--- WHAT IS NEEDED ---
Below are the records. List every line holding the word "distribute".

(Collection entries)
+-------+

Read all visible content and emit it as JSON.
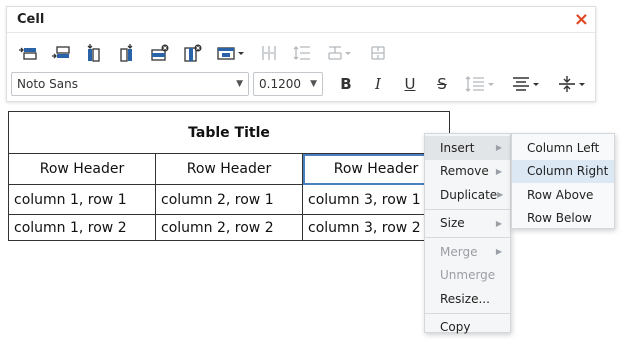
{
  "panel": {
    "title": "Cell",
    "close_symbol": "×"
  },
  "toolbar": {
    "row1_icons": [
      "insert-row-above-icon",
      "insert-row-below-icon",
      "insert-column-left-icon",
      "insert-column-right-icon",
      "delete-row-icon",
      "delete-column-icon",
      "table-options-icon",
      "distribute-columns-icon",
      "distribute-rows-icon",
      "merge-cells-icon",
      "split-cells-icon"
    ],
    "font_family": "Noto Sans",
    "font_size": "0.1200",
    "bold_label": "B",
    "italic_label": "I",
    "underline_label": "U",
    "strikethrough_label": "S"
  },
  "table": {
    "title": "Table Title",
    "headers": [
      "Row Header",
      "Row Header",
      "Row Header"
    ],
    "rows": [
      [
        "column 1, row 1",
        "column 2, row 1",
        "column 3, row 1"
      ],
      [
        "column 1, row 2",
        "column 2, row 2",
        "column 3, row 2"
      ]
    ]
  },
  "context_menu": {
    "items": [
      {
        "label": "Insert",
        "has_submenu": true,
        "disabled": false
      },
      {
        "label": "Remove",
        "has_submenu": true,
        "disabled": false
      },
      {
        "label": "Duplicate",
        "has_submenu": true,
        "disabled": false
      },
      {
        "label": "Size",
        "has_submenu": true,
        "disabled": false
      },
      {
        "label": "Merge",
        "has_submenu": true,
        "disabled": true
      },
      {
        "label": "Unmerge",
        "has_submenu": false,
        "disabled": true
      },
      {
        "label": "Resize...",
        "has_submenu": false,
        "disabled": false
      },
      {
        "label": "Copy",
        "has_submenu": false,
        "disabled": false
      }
    ],
    "submenu_items": [
      {
        "label": "Column Left",
        "highlighted": false
      },
      {
        "label": "Column Right",
        "highlighted": true
      },
      {
        "label": "Row Above",
        "highlighted": false
      },
      {
        "label": "Row Below",
        "highlighted": false
      }
    ]
  },
  "colors": {
    "close": "#e0451f",
    "selection_outline": "#4a7fc1",
    "submenu_highlight": "#dde8f5",
    "icon_blue": "#2b63a8"
  }
}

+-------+

--- SOLUTION TO THIS PROBLEM ---
      "distribute-columns-icon",
      "distribute-rows-icon",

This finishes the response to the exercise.